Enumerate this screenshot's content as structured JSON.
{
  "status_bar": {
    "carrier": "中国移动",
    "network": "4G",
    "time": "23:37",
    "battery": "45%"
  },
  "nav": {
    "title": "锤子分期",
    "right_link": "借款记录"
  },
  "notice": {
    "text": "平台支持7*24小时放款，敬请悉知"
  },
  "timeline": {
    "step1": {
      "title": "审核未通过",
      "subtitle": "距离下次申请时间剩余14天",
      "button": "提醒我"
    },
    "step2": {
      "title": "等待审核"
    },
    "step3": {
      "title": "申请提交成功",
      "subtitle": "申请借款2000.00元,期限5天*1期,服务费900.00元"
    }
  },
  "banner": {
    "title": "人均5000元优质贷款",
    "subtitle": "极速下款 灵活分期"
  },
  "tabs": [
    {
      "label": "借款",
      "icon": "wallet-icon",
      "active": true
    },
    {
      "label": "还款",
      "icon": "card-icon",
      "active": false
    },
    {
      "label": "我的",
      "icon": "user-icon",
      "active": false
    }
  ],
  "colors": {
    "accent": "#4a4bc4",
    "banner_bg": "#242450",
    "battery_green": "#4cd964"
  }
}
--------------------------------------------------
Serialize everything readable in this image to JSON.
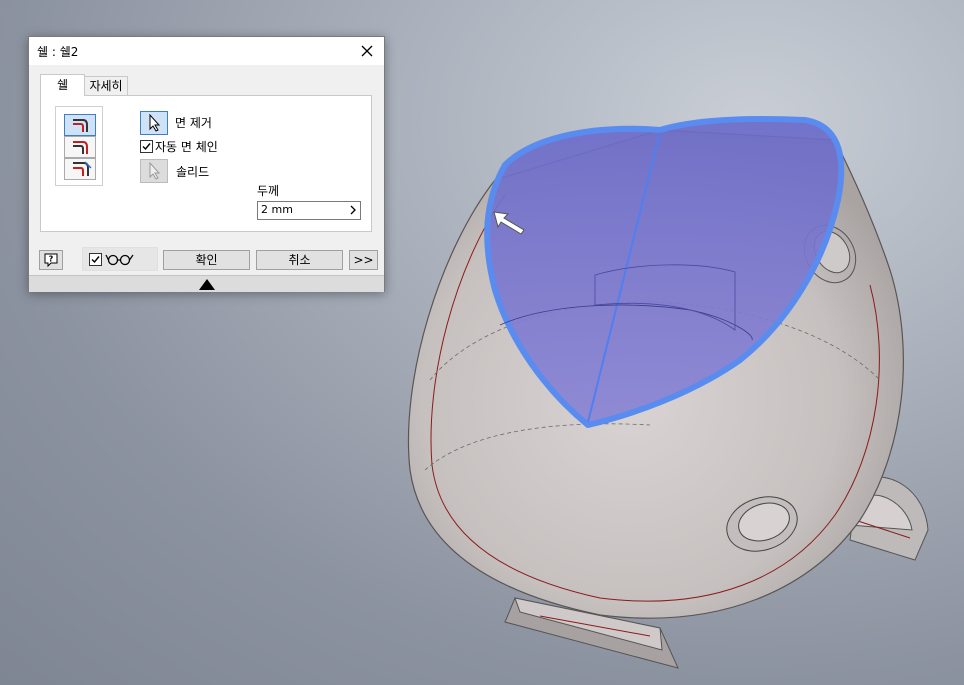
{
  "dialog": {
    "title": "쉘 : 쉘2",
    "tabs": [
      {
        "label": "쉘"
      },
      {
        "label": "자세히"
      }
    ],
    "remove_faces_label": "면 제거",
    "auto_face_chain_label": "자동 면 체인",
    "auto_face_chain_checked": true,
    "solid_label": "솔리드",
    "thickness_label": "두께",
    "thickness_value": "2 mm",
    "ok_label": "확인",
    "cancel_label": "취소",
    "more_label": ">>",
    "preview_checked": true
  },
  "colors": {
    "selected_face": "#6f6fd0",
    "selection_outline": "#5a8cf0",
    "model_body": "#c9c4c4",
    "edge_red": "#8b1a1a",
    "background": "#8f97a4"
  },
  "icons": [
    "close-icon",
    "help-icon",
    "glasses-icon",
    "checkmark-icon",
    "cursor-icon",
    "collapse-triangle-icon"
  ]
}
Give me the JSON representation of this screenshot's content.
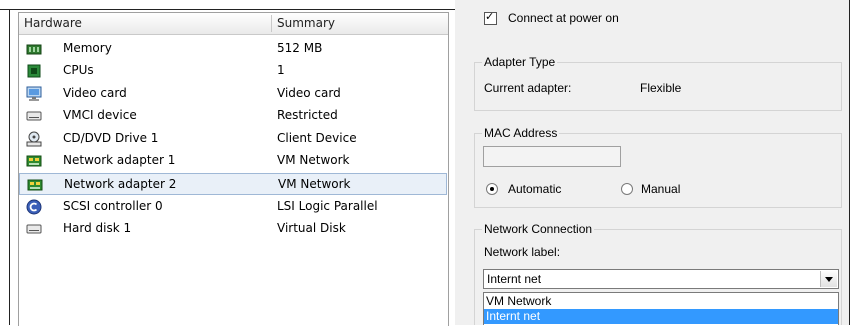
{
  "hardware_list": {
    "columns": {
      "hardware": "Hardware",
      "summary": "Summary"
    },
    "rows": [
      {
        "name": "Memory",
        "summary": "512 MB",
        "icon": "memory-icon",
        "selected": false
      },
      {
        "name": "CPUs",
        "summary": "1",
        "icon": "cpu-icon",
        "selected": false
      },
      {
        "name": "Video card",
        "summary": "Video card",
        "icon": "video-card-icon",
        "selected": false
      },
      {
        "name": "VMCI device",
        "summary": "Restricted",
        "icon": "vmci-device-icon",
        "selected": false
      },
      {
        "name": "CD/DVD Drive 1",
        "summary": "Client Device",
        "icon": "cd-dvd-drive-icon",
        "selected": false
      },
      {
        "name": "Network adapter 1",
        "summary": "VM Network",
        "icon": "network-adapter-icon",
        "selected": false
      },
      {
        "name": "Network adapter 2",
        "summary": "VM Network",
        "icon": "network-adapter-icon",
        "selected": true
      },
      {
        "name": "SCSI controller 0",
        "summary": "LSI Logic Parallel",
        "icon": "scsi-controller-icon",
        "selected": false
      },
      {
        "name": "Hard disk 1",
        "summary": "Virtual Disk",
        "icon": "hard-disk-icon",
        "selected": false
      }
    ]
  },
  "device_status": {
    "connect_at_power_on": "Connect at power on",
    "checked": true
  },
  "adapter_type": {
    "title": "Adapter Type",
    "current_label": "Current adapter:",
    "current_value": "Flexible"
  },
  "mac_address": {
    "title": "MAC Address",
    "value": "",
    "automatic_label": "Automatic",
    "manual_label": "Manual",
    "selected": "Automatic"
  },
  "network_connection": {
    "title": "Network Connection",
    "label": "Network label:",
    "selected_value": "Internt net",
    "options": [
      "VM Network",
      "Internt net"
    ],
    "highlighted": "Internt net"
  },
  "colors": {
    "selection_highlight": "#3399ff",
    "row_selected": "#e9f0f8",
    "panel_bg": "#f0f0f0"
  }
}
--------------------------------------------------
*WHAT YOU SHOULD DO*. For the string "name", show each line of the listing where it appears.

*WRITTEN REPLY*.
        "name": "Memory",
        "name": "CPUs",
        "name": "Video card",
        "name": "VMCI device",
        "name": "CD/DVD Drive 1",
        "name": "Network adapter 1",
        "name": "Network adapter 2",
        "name": "SCSI controller 0",
        "name": "Hard disk 1",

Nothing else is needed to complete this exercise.